President Obama next week will make his first trip to Flint, Michigan since the impoverished city was found to have lead-tainted drinking water, the White House said Wednesday.

Obama is due to receive a briefing on the federal effort to assist in the cleanup and to hear directly from Flint residents about the toll the contamination has had on their health and their lives. In announcing his plans, Obama said he plans to "use my voice to call for change" in Flint.

Flint's water system became tainted in 2014 when the city removed itself from the Detroit water system and began drawing water from the Flint River to save money. Regulators failed to ensure the water was properly treated and lead from old pipes leached into the water supply.

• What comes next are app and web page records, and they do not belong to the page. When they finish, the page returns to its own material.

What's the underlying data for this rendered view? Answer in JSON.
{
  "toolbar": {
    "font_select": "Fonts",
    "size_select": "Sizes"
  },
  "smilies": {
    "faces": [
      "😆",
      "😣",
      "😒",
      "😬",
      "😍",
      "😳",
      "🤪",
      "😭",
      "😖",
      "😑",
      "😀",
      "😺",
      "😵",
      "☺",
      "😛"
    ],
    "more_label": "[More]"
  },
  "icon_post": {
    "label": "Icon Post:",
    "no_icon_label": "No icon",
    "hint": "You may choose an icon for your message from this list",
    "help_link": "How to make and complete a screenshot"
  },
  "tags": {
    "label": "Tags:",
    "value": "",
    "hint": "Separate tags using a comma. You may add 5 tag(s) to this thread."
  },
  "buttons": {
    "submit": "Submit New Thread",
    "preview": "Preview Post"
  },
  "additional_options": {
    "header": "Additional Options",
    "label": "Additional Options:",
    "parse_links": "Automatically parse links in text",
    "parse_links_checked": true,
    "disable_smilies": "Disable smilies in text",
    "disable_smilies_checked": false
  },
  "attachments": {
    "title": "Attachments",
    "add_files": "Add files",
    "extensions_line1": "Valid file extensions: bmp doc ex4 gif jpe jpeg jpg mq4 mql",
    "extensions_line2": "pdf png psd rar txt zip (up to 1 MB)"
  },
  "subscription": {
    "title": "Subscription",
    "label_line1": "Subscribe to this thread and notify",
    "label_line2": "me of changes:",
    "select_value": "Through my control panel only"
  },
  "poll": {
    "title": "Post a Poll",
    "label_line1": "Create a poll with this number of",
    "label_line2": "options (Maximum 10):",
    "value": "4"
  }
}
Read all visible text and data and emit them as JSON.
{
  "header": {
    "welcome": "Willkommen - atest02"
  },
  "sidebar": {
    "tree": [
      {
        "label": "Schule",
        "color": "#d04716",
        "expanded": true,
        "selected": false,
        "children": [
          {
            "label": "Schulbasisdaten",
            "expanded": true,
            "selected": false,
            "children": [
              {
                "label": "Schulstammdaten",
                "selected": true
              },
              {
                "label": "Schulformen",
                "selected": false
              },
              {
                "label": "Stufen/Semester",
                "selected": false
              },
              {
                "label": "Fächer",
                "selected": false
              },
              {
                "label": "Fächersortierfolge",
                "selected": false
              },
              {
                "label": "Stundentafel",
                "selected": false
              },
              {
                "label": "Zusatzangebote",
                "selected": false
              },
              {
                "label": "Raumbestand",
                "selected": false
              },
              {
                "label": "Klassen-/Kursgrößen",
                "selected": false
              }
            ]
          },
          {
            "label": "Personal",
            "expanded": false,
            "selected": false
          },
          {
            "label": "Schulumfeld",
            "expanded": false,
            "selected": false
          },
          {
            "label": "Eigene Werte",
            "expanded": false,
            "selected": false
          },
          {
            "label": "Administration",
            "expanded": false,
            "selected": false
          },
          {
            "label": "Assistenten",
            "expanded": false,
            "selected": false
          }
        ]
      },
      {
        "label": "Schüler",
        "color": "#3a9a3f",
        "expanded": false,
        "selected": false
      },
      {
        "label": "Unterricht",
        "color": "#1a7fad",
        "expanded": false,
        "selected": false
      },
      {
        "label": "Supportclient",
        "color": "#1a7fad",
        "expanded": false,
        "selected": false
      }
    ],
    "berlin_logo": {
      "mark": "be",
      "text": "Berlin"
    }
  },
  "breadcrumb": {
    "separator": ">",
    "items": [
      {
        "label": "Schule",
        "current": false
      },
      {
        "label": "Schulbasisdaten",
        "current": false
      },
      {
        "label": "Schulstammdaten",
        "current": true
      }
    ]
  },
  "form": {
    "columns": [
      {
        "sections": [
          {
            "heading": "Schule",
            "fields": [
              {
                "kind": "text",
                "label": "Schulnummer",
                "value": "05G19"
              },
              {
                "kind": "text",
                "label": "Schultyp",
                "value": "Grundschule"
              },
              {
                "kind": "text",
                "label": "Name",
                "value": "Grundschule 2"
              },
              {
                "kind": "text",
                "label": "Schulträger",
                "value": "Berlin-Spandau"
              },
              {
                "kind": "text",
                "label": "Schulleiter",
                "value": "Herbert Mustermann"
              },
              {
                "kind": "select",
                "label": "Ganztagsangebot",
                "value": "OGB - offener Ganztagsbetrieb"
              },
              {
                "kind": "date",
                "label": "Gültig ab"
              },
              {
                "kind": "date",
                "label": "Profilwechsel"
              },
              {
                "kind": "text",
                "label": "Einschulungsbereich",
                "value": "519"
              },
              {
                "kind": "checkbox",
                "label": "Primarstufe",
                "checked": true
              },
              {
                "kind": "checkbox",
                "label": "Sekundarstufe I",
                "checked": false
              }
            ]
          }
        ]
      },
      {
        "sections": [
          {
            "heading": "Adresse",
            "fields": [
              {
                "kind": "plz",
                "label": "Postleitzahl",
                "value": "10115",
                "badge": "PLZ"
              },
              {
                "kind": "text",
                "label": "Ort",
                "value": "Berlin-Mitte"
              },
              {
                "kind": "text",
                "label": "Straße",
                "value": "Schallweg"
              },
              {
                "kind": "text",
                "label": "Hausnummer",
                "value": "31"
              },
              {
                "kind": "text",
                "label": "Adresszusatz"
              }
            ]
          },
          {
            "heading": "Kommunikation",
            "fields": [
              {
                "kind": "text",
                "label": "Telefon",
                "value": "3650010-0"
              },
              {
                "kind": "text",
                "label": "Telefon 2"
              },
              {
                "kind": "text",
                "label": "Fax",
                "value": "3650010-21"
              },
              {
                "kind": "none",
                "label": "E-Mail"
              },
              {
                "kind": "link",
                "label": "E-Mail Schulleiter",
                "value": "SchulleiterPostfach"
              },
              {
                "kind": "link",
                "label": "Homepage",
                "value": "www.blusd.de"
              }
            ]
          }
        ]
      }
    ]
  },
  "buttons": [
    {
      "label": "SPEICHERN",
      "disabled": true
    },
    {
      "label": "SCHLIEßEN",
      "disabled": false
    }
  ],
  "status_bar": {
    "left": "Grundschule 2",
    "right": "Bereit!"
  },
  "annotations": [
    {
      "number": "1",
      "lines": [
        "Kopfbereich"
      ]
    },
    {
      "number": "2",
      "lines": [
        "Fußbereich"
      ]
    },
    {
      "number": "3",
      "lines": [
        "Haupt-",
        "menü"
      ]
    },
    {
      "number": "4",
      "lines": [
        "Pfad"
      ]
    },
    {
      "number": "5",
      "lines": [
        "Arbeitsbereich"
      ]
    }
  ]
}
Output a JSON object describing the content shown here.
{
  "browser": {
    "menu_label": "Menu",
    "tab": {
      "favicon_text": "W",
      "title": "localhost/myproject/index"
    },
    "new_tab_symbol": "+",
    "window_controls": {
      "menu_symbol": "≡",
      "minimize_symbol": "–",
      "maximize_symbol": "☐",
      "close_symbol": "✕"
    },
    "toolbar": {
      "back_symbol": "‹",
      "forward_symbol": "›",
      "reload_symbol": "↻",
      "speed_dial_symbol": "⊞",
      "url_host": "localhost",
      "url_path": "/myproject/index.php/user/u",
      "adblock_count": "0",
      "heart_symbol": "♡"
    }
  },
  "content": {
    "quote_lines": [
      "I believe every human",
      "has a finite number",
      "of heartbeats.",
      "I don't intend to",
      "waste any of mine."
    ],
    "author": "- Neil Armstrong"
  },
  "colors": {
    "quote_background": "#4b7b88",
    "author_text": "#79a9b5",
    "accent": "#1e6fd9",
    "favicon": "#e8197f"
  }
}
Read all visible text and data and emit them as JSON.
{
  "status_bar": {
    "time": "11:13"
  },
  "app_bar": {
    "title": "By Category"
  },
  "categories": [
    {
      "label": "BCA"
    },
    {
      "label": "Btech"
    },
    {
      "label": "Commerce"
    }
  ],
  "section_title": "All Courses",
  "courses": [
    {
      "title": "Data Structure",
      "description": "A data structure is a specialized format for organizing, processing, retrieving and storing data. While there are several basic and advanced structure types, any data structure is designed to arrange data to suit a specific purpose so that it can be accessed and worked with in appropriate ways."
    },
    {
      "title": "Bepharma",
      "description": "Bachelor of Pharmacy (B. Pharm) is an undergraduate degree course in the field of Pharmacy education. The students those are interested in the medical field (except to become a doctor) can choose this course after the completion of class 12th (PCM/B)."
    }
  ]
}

Federal officials are investigating. Two state officials and a local official have been charged with evidence tampering and other crimes in a Michigan attorney general's investigation.

The White House announced Obama's trip by posting online a letter the president wrote to Flint resident Amariyanna "Mari" Copeny. The 8-year-old activist known as "Little Miss Flint" wrote to the president to tell him she was coming to Washington to push lawmakers to do more for the city.

In a letter dated April 25, Obama responded by telling Copeny that he wanted her to be first to know about his visit. He told her he meet her and promised to "use my voice to call for change and help lift up your community."

"I want to make sure people like you and your family are receiving the help you need and deserve," Obama wrote.

Obama's visit was announced as senators reached a bipartisan agreement on new federal aid for Flint. The package would authorize $100 million in grants and loans to replace lead-contaminated pipes in Flint and other cities, as well as $70 million in credit subsidies for loans to improve water infrastructure across the country. The deal also includes money for bolster lead-prevention programs nationwide.

The agreement is virtually identical to a one crafted earlier this year, but derailed by opposition from Republican Sen. Mike Lee of Utah, who said the state didn't need to federal aid.